Like those wonderful “Magic Eye” pictures, that don’t make any sense until you pull back…a guest speaker can help the audience “get the picture” in a whole new way! All of a sudden, what was always there, but not seen, understood or accepted, becomes known to all! And the “ahas!” abound.
Whether you are currently involved in scoping out a professional development event requiring speakers, see yourself potentially involved in such a challenge at some future date, or can’t ever imagine finding yourself in such a spot, tuck this “Working Wisdom” away somewhere where you may gain quick access to it (or share it with a colleague who is crying the blues about the conference committee upon which they are sitting). You never know…whether for a wedding, anniversary or, yes, even for a professional development day or annual conference, so many of us, sooner or later, end up on a team of cooks mixing that special event planning broth. When it’s finally your turn to contribute, make sure you add tasty and thoughtful ingredients for audience accolades and applause.
“I think you’ve got to continuously make sure (employees) understand how important they are. As a CEO, you need people more than they need you.
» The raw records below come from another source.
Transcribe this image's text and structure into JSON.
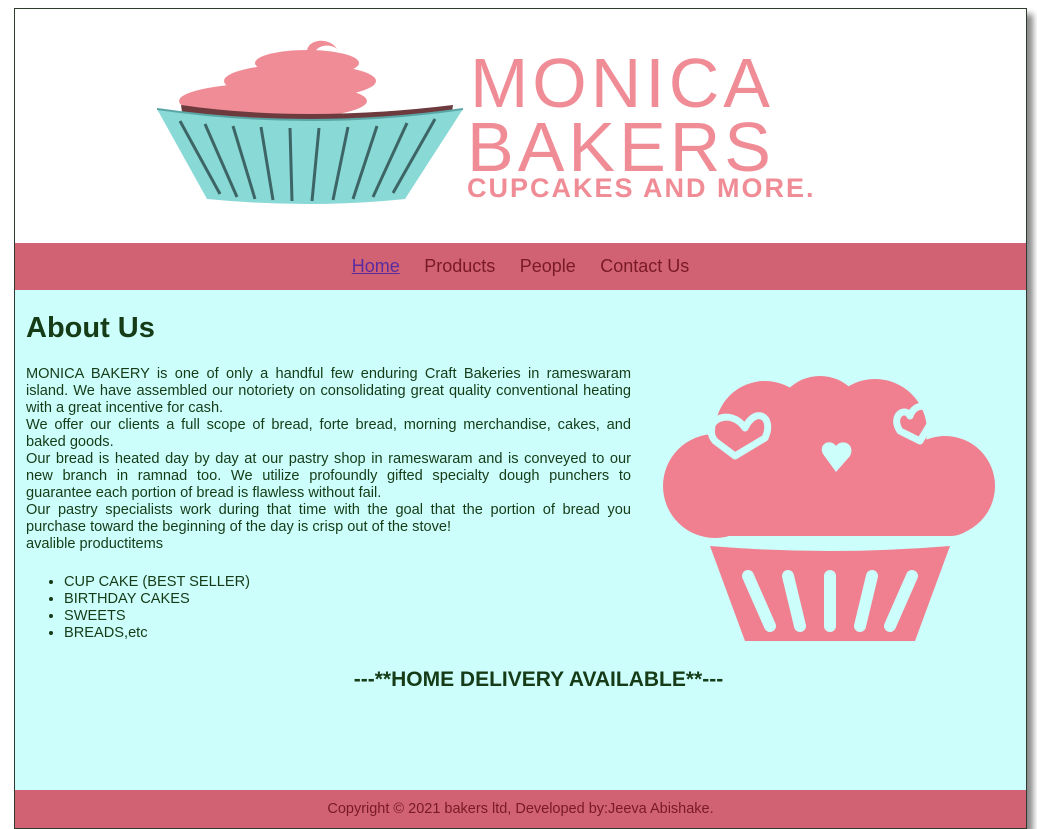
{
  "header": {
    "logo": {
      "line1": "MONICA",
      "line2": "BAKERS",
      "tagline": "CUPCAKES AND MORE."
    }
  },
  "nav": {
    "items": [
      {
        "label": "Home"
      },
      {
        "label": "Products"
      },
      {
        "label": "People"
      },
      {
        "label": "Contact Us"
      }
    ]
  },
  "main": {
    "title": "About Us",
    "paragraphs": [
      "MONICA BAKERY is one of only a handful few enduring Craft Bakeries in rameswaram island. We have assembled our notoriety on consolidating great quality conventional heating with a great incentive for cash.",
      "We offer our clients a full scope of bread, forte bread, morning merchandise, cakes, and baked goods.",
      "Our bread is heated day by day at our pastry shop in rameswaram and is conveyed to our new branch in ramnad too. We utilize profoundly gifted specialty dough punchers to guarantee each portion of bread is flawless without fail.",
      "Our pastry specialists work during that time with the goal that the portion of bread you purchase toward the beginning of the day is crisp out of the stove!"
    ],
    "products_intro": "avalible productitems",
    "products": [
      "CUP CAKE (BEST SELLER)",
      "BIRTHDAY CAKES",
      "SWEETS",
      "BREADS,etc"
    ],
    "delivery": "---**HOME DELIVERY AVAILABLE**---",
    "icon": "cupcake-hearts-icon"
  },
  "footer": {
    "copyright": "Copyright © 2021 bakers ltd, Developed by:Jeeva Abishake."
  },
  "colors": {
    "nav_bg": "#d06274",
    "main_bg": "#ccfefc",
    "text": "#153b17",
    "link": "#7a1a22",
    "logo_pink": "#f08c96",
    "cup_teal": "#89d9d6"
  }
}
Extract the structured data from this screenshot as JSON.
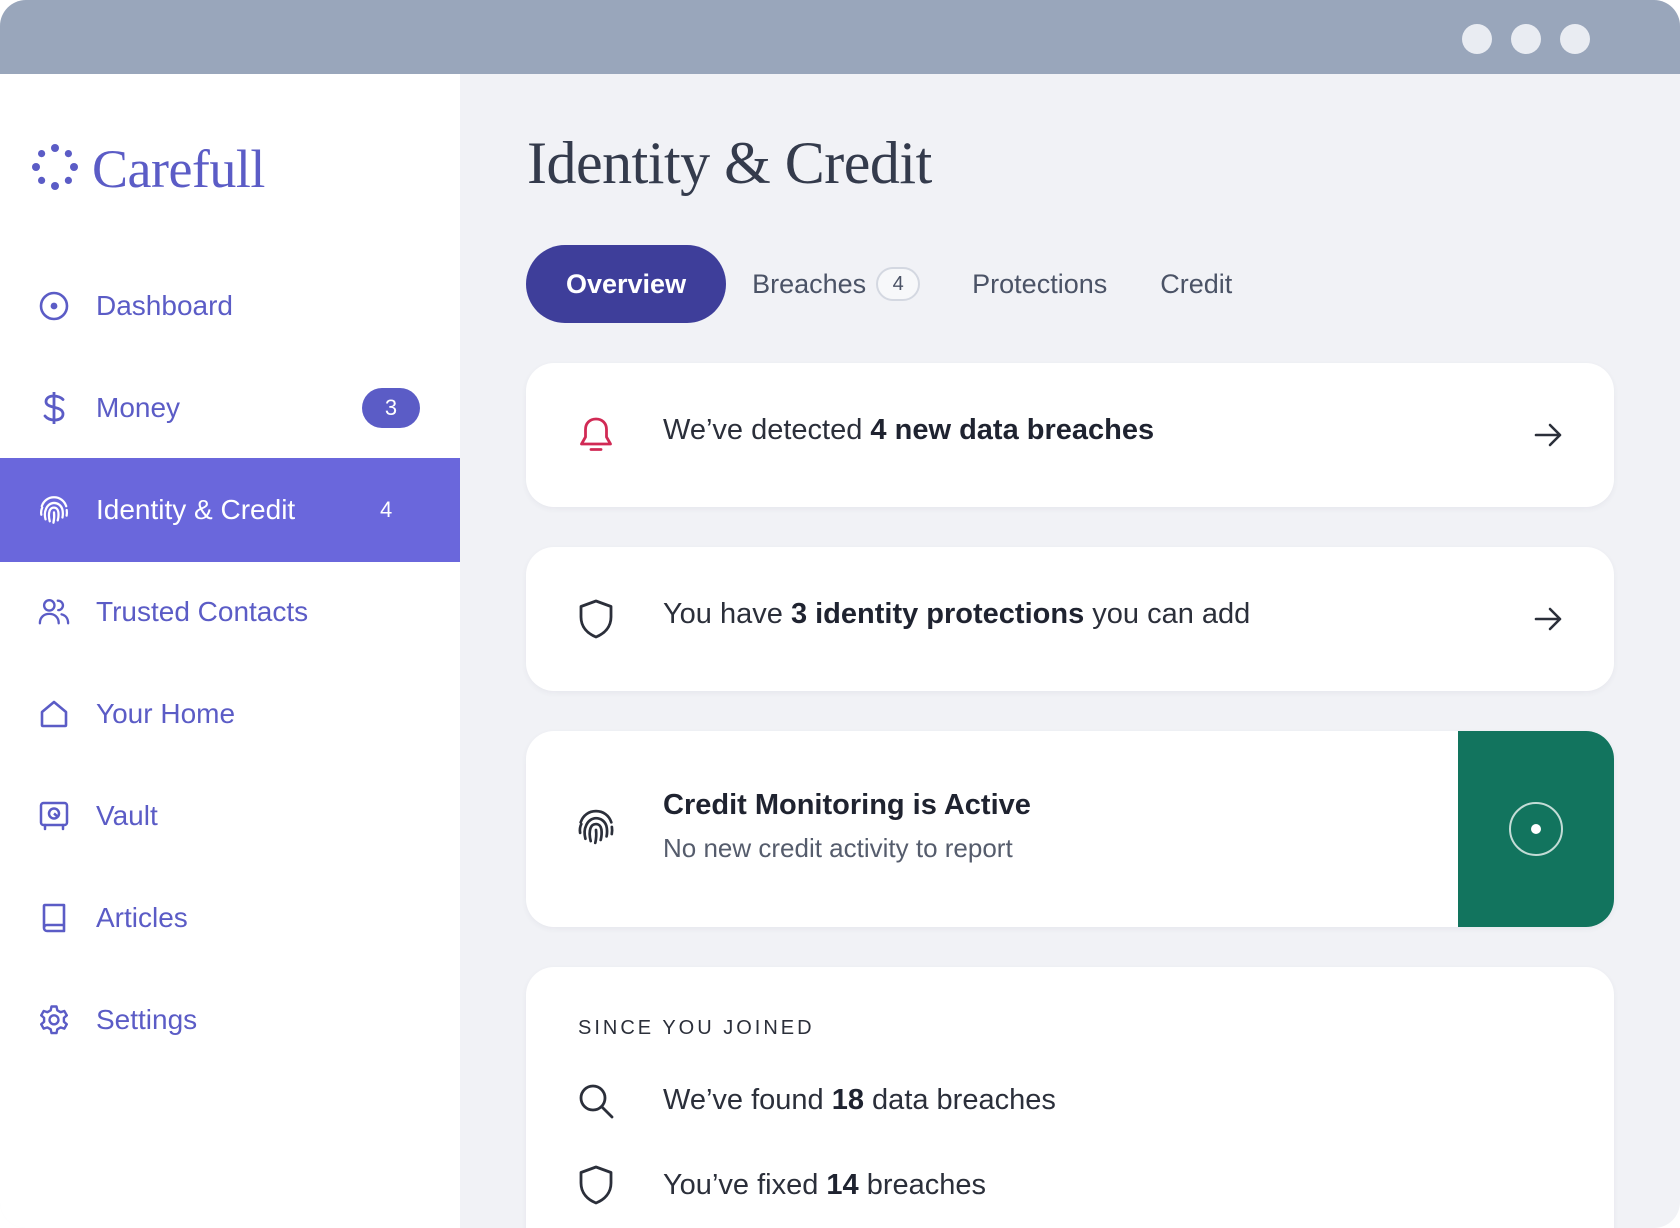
{
  "window": {
    "controls": [
      "window-dot-1",
      "window-dot-2",
      "window-dot-3"
    ]
  },
  "brand": {
    "name": "Carefull",
    "color": "#5b5cc6"
  },
  "sidebar": {
    "items": [
      {
        "label": "Dashboard",
        "icon": "dashboard-icon"
      },
      {
        "label": "Money",
        "icon": "dollar-icon",
        "badge": "3"
      },
      {
        "label": "Identity & Credit",
        "icon": "fingerprint-icon",
        "count": "4",
        "active": true
      },
      {
        "label": "Trusted Contacts",
        "icon": "contacts-icon"
      },
      {
        "label": "Your Home",
        "icon": "home-icon"
      },
      {
        "label": "Vault",
        "icon": "vault-icon"
      },
      {
        "label": "Articles",
        "icon": "book-icon"
      },
      {
        "label": "Settings",
        "icon": "gear-icon"
      }
    ]
  },
  "main": {
    "title": "Identity & Credit",
    "tabs": [
      {
        "label": "Overview",
        "active": true
      },
      {
        "label": "Breaches",
        "badge": "4"
      },
      {
        "label": "Protections"
      },
      {
        "label": "Credit"
      }
    ],
    "breach_alert": {
      "pre": "We’ve detected ",
      "bold": "4 new data breaches",
      "post": ""
    },
    "protections_alert": {
      "pre": "You have ",
      "bold": "3 identity protections",
      "post": " you can add"
    },
    "monitoring": {
      "title": "Credit Monitoring is Active",
      "subtitle": "No new credit activity to report",
      "panel_color": "#12745e"
    },
    "since_joined": {
      "label": "SINCE YOU JOINED",
      "rows": [
        {
          "icon": "search-icon",
          "pre": "We’ve found ",
          "bold": "18",
          "post": " data breaches"
        },
        {
          "icon": "shield-icon",
          "pre": "You’ve fixed ",
          "bold": "14",
          "post": " breaches"
        }
      ]
    }
  },
  "colors": {
    "accent": "#5b5cc6",
    "active_nav": "#6a67dc",
    "active_tab": "#3e3e9a",
    "alert_red": "#d12a55",
    "titlebar": "#99a6bb"
  }
}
My job is to keep our people interested in staying, and working, and growing and prospering with this company.”
Lawrence Bossidy, Chairman, Honeywell
“It’s not the will to win, but the will to prepare to win that makes the difference.”
Paul “Bear” Bryant, former footballl coach, University of Alabama